Why do the moose look so mangy this spring?

(Jackson, Wyo.) - Have you noticed the moose looking pretty mangy over the last few months? We have, too, so we asked Wyoming Game and Fish Department biologist Alyson Courtemanch why this is. The answer? Winter ticks. "When you see a moose with either whitish or grayish patches on their fur or they almost look completely white or grey, that is caused by what we call winter ticks or moose ticks," said Courtemanch. "It is a certain species of tick that gets on moose, elk deer, but doesn't attach to humans." "They will attach to moose, elk and deer and moose seem to get them the worst. Behaviorally, moose aren't very good at grooming themselves. If a deer or elk get a tick, they are pretty effective at grooming them off, so they have fairly low tick loads," Courtemanch added. "Moose aren't very efficient groomers so they will end up with huge loads of these ticks on them in the wintertime. It can vary a lot, but research has shown that one moose can often carry 10,000 to 50,000 ticks." These ticks impact the moose the worst during March and April. During the summer, the ticks are in the egg stage. In the fall, they hatch into larvae and then wait for an animal to brush up against them so they can attach. During the winter, the ticks live on the moose, and then in January and February, the ticks molt into the adult stage, where they start to feed on the blood of the moose. "When you have 10,000 - 50,000 ticks on a moose, they can actually suck quite a lot of blood," said Courtemanch. "It has been estimated that on a calf moose in late winter (March or April), the ticks can result in about an eight liter blood loss in that animal, which is over half of the entire blood in the calf moose's body." Courtemanch explained that March and April is a tough time for moose. They are in their worst body condition of the year. She said it's actually fairly common to see a moose with a high winter tick load die of anemia or blood loss. When the ticks are feeding on the moose, it causes irritation and itching for the animal. In response, the moose scratches itself, rubs against trees and shakes to try to relieve the irritation. With all that scratching, the dark outer hairs of the moose break off, causing the patchy appearance that we have been seeing. "March and April is when the moose look the worst," said Courtemanch. "Those ticks will start to drop off in Late April and early May." "One thing that a lot of people call us about, is that they will see a moose laying down in the snow and when the moose gets up, they will notice there is a lot of blood in the snow," she added. "We get a lot of calls from people who are concerned that there is a moose that has been wounded, but more often than not that is from the ticks." Basically, the moose has laid on the ticks and caused some blood to get on the snow.

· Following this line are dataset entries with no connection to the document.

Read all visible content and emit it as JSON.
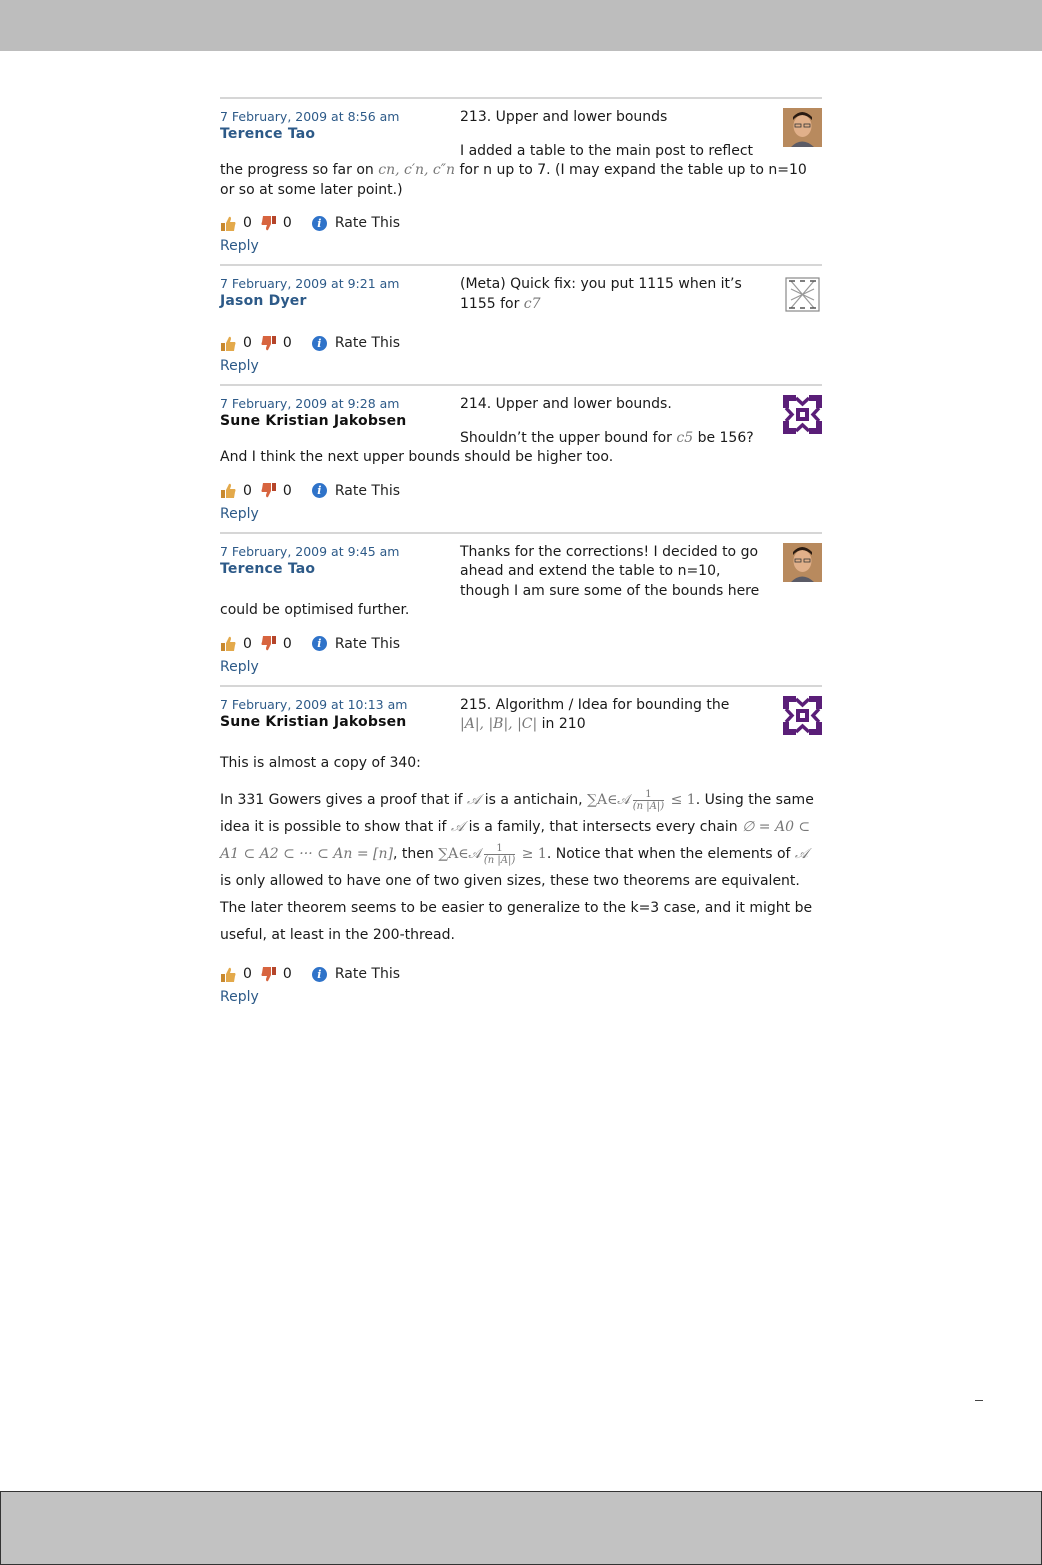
{
  "actions": {
    "up_count": "0",
    "down_count": "0",
    "rate_label": "Rate This",
    "reply_label": "Reply"
  },
  "comments": [
    {
      "date": "7 February, 2009 at 8:56 am",
      "author": "Terence Tao",
      "title": "213. Upper and lower bounds",
      "right_text": "I added a table to the main post to reflect",
      "full_text_a": "the progress so far on ",
      "math_a": "cn, c′n, c″n",
      "full_text_b": " for n up to 7. (I may expand the table up to n=10 or so at some later point.)"
    },
    {
      "date": "7 February, 2009 at 9:21 am",
      "author": "Jason Dyer",
      "text_a": "(Meta) Quick fix: you put 1115 when it’s 1155 for ",
      "math_a": "c7"
    },
    {
      "date": "7 February, 2009 at 9:28 am",
      "author": "Sune Kristian Jakobsen",
      "title": "214. Upper and lower bounds.",
      "right_text_a": "Shouldn’t the upper bound for ",
      "math_a": "c5",
      "right_text_b": " be 156?",
      "full_text": "And I think the next upper bounds should be higher too."
    },
    {
      "date": "7 February, 2009 at 9:45 am",
      "author": "Terence Tao",
      "right_text": "Thanks for the corrections! I decided to go ahead and extend the table to n=10, though I am sure some of the bounds here",
      "full_text": "could be optimised further."
    },
    {
      "date": "7 February, 2009 at 10:13 am",
      "author": "Sune Kristian Jakobsen",
      "title_a": "215. Algorithm / Idea for bounding the",
      "math_a": "|A|, |B|, |C|",
      "title_b": " in 210",
      "p1": "This is almost a copy of 340:",
      "p2_a": "In 331 Gowers gives a proof that if ",
      "math_calA": "𝒜",
      "p2_b": " is a antichain, ",
      "math_sum": "∑A∈𝒜",
      "frac_num": "1",
      "frac_den": "(n |A|)",
      "math_le": " ≤ 1",
      "p2_c": ". Using the same idea it is possible to show that if ",
      "p2_d": " is a family, that intersects every chain ",
      "math_chain": "∅ = A0 ⊂ A1 ⊂ A2 ⊂ ··· ⊂ An = [n]",
      "p2_e": ", then ",
      "math_ge": " ≥ 1",
      "p2_f": ". Notice that when the elements of ",
      "p2_g": " is only allowed to have one of two given sizes, these two theorems are equivalent. The later theorem seems to be easier to generalize to the k=3 case, and it might be useful, at least in the 200-thread."
    }
  ]
}
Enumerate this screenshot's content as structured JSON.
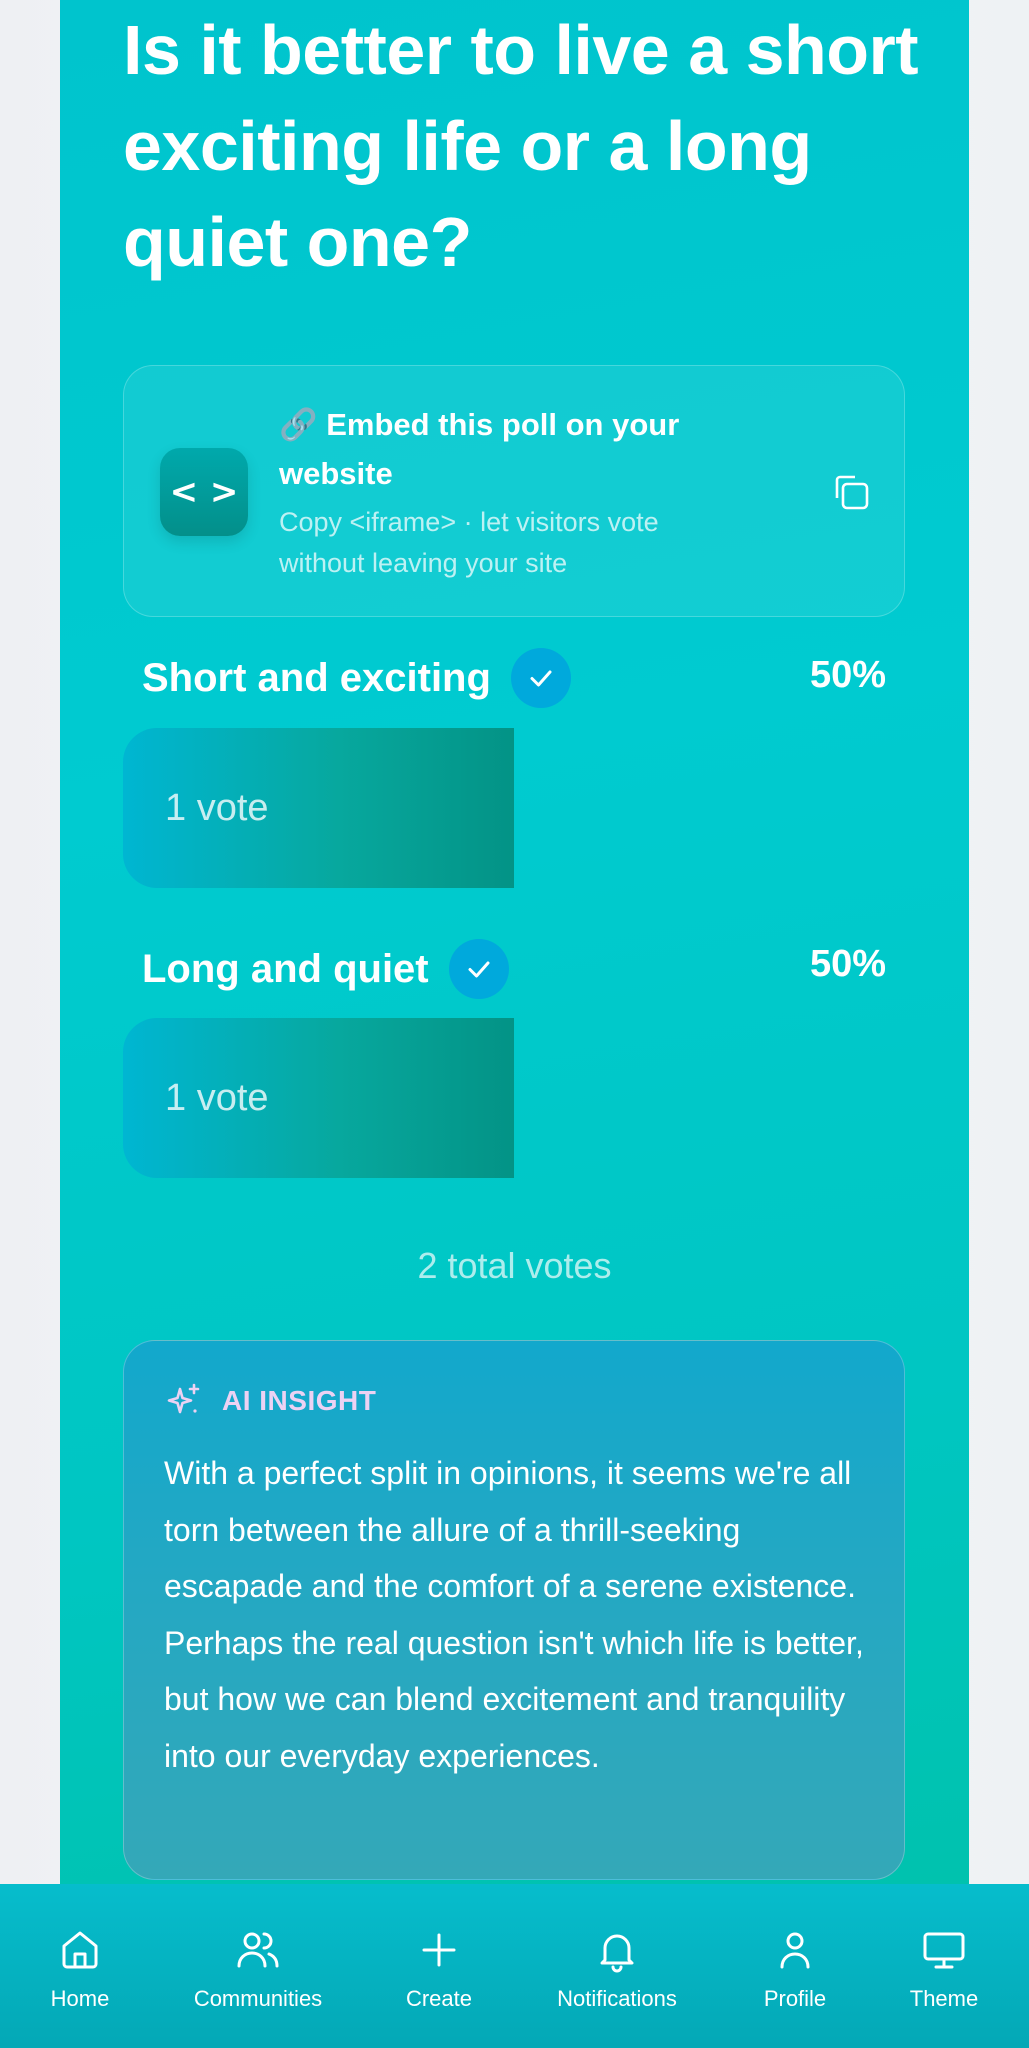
{
  "poll": {
    "question": "Is it better to live a short exciting life or a long quiet one?",
    "total_votes": "2 total votes"
  },
  "embed": {
    "title": "🔗 Embed this poll on your website",
    "subtitle": "Copy <iframe> · let visitors vote without leaving your site",
    "icon_glyph": "< >"
  },
  "options": [
    {
      "label": "Short and exciting",
      "percent": "50%",
      "votes_label": "1 vote",
      "share": 0.5,
      "selected": true
    },
    {
      "label": "Long and quiet",
      "percent": "50%",
      "votes_label": "1 vote",
      "share": 0.5,
      "selected": true
    }
  ],
  "insight": {
    "heading": "AI INSIGHT",
    "text": "With a perfect split in opinions, it seems we're all torn between the allure of a thrill-seeking escapade and the comfort of a serene existence. Perhaps the real question isn't which life is better, but how we can blend excitement and tranquility into our everyday experiences."
  },
  "nav": {
    "items": [
      {
        "label": "Home",
        "icon": "home-icon"
      },
      {
        "label": "Communities",
        "icon": "users-icon"
      },
      {
        "label": "Create",
        "icon": "plus-icon"
      },
      {
        "label": "Notifications",
        "icon": "bell-icon"
      },
      {
        "label": "Profile",
        "icon": "user-icon"
      },
      {
        "label": "Theme",
        "icon": "monitor-icon"
      }
    ]
  },
  "colors": {
    "card": "#00c8ce",
    "bar_fill_start": "#00b6d2",
    "bar_fill_end": "#039386",
    "check": "#00a9dc",
    "insight_heading": "#ecd2f3",
    "nav": "#05b3c2"
  }
}
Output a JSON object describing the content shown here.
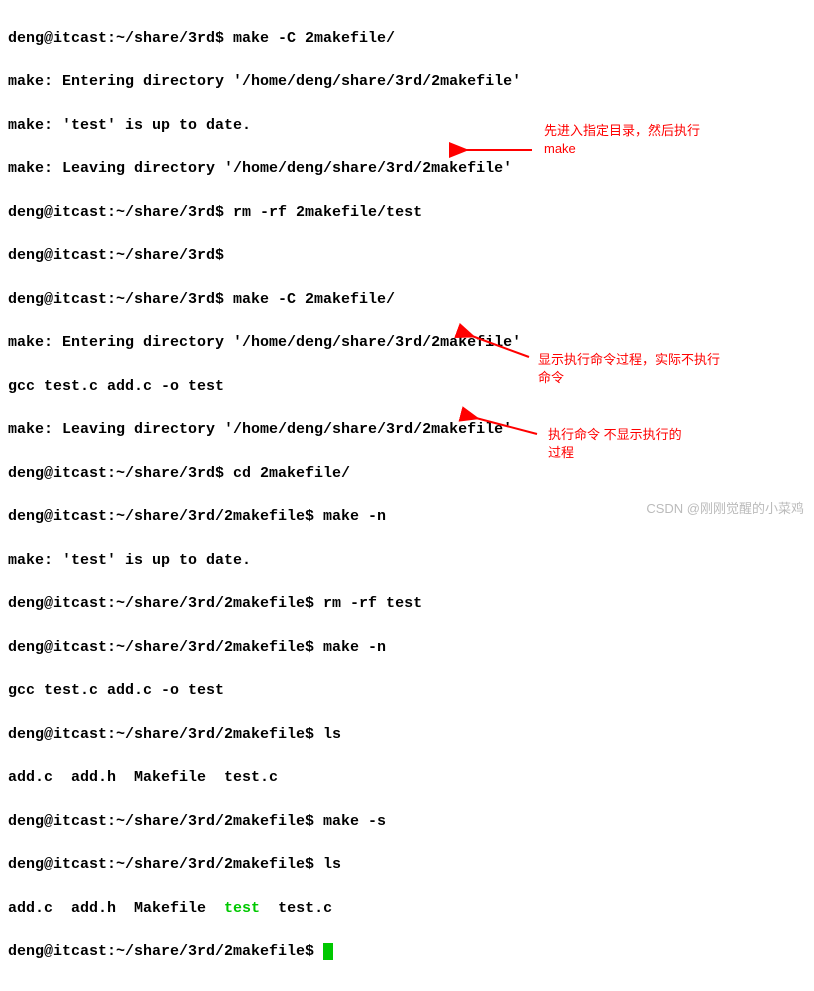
{
  "terminal": {
    "lines": [
      {
        "type": "plain",
        "text": "deng@itcast:~/share/3rd$ make -C 2makefile/"
      },
      {
        "type": "plain",
        "text": "make: Entering directory '/home/deng/share/3rd/2makefile'"
      },
      {
        "type": "plain",
        "text": "make: 'test' is up to date."
      },
      {
        "type": "plain",
        "text": "make: Leaving directory '/home/deng/share/3rd/2makefile'"
      },
      {
        "type": "plain",
        "text": "deng@itcast:~/share/3rd$ rm -rf 2makefile/test"
      },
      {
        "type": "plain",
        "text": "deng@itcast:~/share/3rd$"
      },
      {
        "type": "plain",
        "text": "deng@itcast:~/share/3rd$ make -C 2makefile/"
      },
      {
        "type": "plain",
        "text": "make: Entering directory '/home/deng/share/3rd/2makefile'"
      },
      {
        "type": "plain",
        "text": "gcc test.c add.c -o test"
      },
      {
        "type": "plain",
        "text": "make: Leaving directory '/home/deng/share/3rd/2makefile'"
      },
      {
        "type": "plain",
        "text": "deng@itcast:~/share/3rd$ cd 2makefile/"
      },
      {
        "type": "plain",
        "text": "deng@itcast:~/share/3rd/2makefile$ make -n"
      },
      {
        "type": "plain",
        "text": "make: 'test' is up to date."
      },
      {
        "type": "plain",
        "text": "deng@itcast:~/share/3rd/2makefile$ rm -rf test"
      },
      {
        "type": "plain",
        "text": "deng@itcast:~/share/3rd/2makefile$ make -n"
      },
      {
        "type": "plain",
        "text": "gcc test.c add.c -o test"
      },
      {
        "type": "plain",
        "text": "deng@itcast:~/share/3rd/2makefile$ ls"
      },
      {
        "type": "plain",
        "text": "add.c  add.h  Makefile  test.c"
      },
      {
        "type": "plain",
        "text": "deng@itcast:~/share/3rd/2makefile$ make -s"
      },
      {
        "type": "plain",
        "text": "deng@itcast:~/share/3rd/2makefile$ ls"
      },
      {
        "type": "ls_green",
        "prefix": "add.c  add.h  Makefile  ",
        "green": "test",
        "suffix": "  test.c"
      },
      {
        "type": "cursor",
        "text": "deng@itcast:~/share/3rd/2makefile$ "
      }
    ]
  },
  "annotations": {
    "a1": {
      "line1": "先进入指定目录，然后执行",
      "line2": "make"
    },
    "a2": {
      "line1": "显示执行命令过程，实际不执行",
      "line2": "命令"
    },
    "a3": {
      "line1": "执行命令 不显示执行的",
      "line2": "过程"
    }
  },
  "watermark": "CSDN @刚刚觉醒的小菜鸡"
}
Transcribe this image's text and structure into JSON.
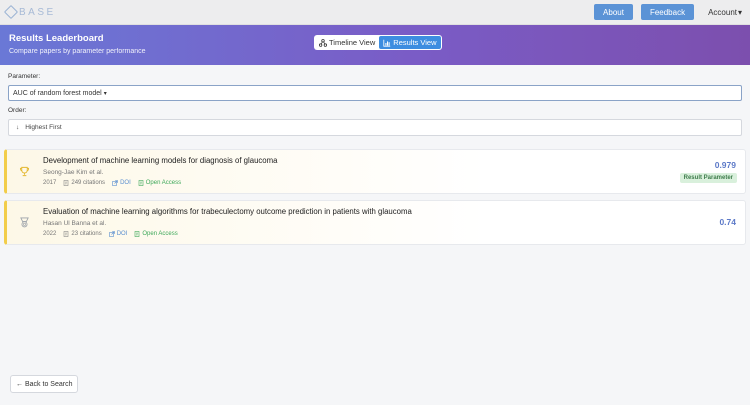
{
  "topbar": {
    "logo_text": "BASE",
    "about_label": "About",
    "feedback_label": "Feedback",
    "account_label": "Account"
  },
  "hero": {
    "title": "Results Leaderboard",
    "subtitle": "Compare papers by parameter performance",
    "timeline_label": "Timeline View",
    "results_label": "Results View"
  },
  "controls": {
    "parameter_label": "Parameter:",
    "parameter_value": "AUC of random forest model",
    "order_label": "Order:",
    "order_value": "Highest First"
  },
  "results": [
    {
      "title": "Development of machine learning models for diagnosis of glaucoma",
      "authors": "Seong-Jae Kim et al.",
      "year": "2017",
      "citations": "249 citations",
      "doi": "DOI",
      "open_access": "Open Access",
      "score": "0.979",
      "badge": "Result Parameter"
    },
    {
      "title": "Evaluation of machine learning algorithms for trabeculectomy outcome prediction in patients with glaucoma",
      "authors": "Hasan Ul Banna et al.",
      "year": "2022",
      "citations": "23 citations",
      "doi": "DOI",
      "open_access": "Open Access",
      "score": "0.74"
    }
  ],
  "footer": {
    "back_label": "Back to Search"
  }
}
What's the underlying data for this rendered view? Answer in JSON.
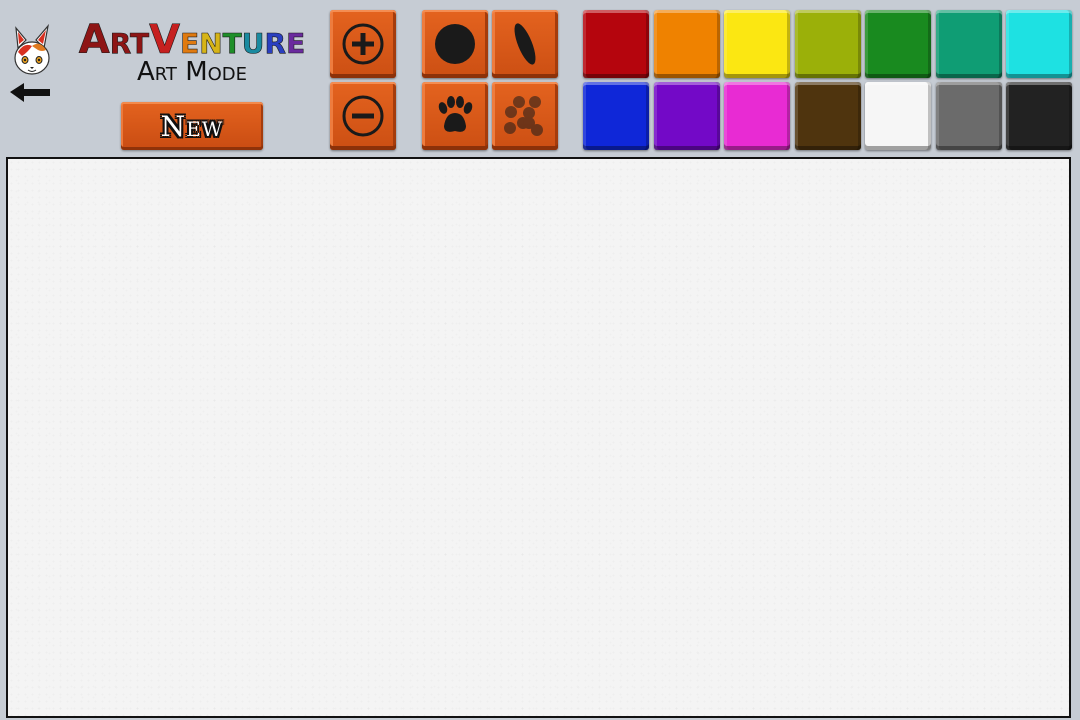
{
  "app": {
    "logo_title_parts": [
      {
        "text": "Art",
        "color": "#8e1515"
      },
      {
        "text": "V",
        "color": "#c62020"
      },
      {
        "text": "e",
        "color": "#e07a10"
      },
      {
        "text": "n",
        "color": "#d6b417"
      },
      {
        "text": "t",
        "color": "#1f8f2a"
      },
      {
        "text": "u",
        "color": "#1a8aa0"
      },
      {
        "text": "r",
        "color": "#2a3fc0"
      },
      {
        "text": "e",
        "color": "#6a2a9e"
      }
    ],
    "subtitle": "Art Mode"
  },
  "header": {
    "back_icon": "arrow-left-icon",
    "mascot_icon": "fox-mascot-icon",
    "new_label": "New"
  },
  "tools": {
    "size": [
      {
        "name": "increase-size",
        "icon": "plus-circle-icon"
      },
      {
        "name": "decrease-size",
        "icon": "minus-circle-icon"
      }
    ],
    "brushes": [
      {
        "name": "round-brush",
        "icon": "circle-brush-icon"
      },
      {
        "name": "oval-brush",
        "icon": "oval-brush-icon"
      },
      {
        "name": "paw-stamp",
        "icon": "paw-print-icon"
      },
      {
        "name": "dots-brush",
        "icon": "spots-brush-icon"
      }
    ]
  },
  "palette": {
    "colors": [
      "#b5050d",
      "#ef8200",
      "#fbe712",
      "#9bb009",
      "#198a1f",
      "#0f9d74",
      "#1ee1e2",
      "#0f27d8",
      "#7309c7",
      "#e82bd3",
      "#4f340e",
      "#f6f6f6",
      "#6b6b6b",
      "#222222"
    ]
  },
  "tool_color": "#d9581a",
  "canvas": {
    "background": "#f4f4f4"
  }
}
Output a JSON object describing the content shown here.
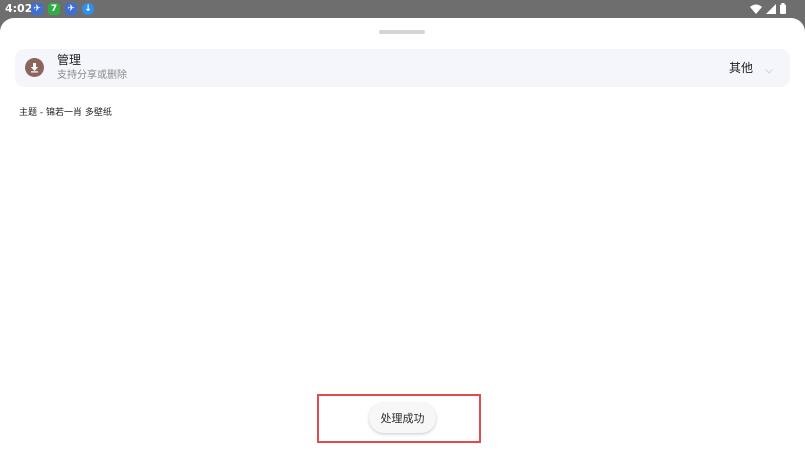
{
  "status_bar": {
    "time": "4:02",
    "notification_icons": [
      {
        "name": "app-bird-icon",
        "color": "#3d6fd8",
        "glyph": "✈"
      },
      {
        "name": "app-seven-icon",
        "color": "#2fae46",
        "glyph": "7"
      },
      {
        "name": "app-bird-icon",
        "color": "#3d6fd8",
        "glyph": "✈"
      },
      {
        "name": "app-download-icon",
        "color": "#2d8ff0",
        "glyph": "↓"
      }
    ],
    "system_icons": [
      "wifi-icon",
      "signal-icon",
      "battery-icon"
    ]
  },
  "manage": {
    "icon": "download-icon",
    "icon_color": "#8c655b",
    "title": "管理",
    "subtitle": "支持分享或删除",
    "category_value": "其他"
  },
  "path_text": "主题 - 锦若一肖  多壁纸",
  "toast": {
    "text": "处理成功",
    "highlight_color": "#e04b50"
  }
}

Have you seen some mangy moose around Jackson Hole? Send us photos here. *Feature Photo: Mangy Moose Roaming Aspen Drive in Jackson. h/t James Powell / Pitchengine Communities* #buckrail #news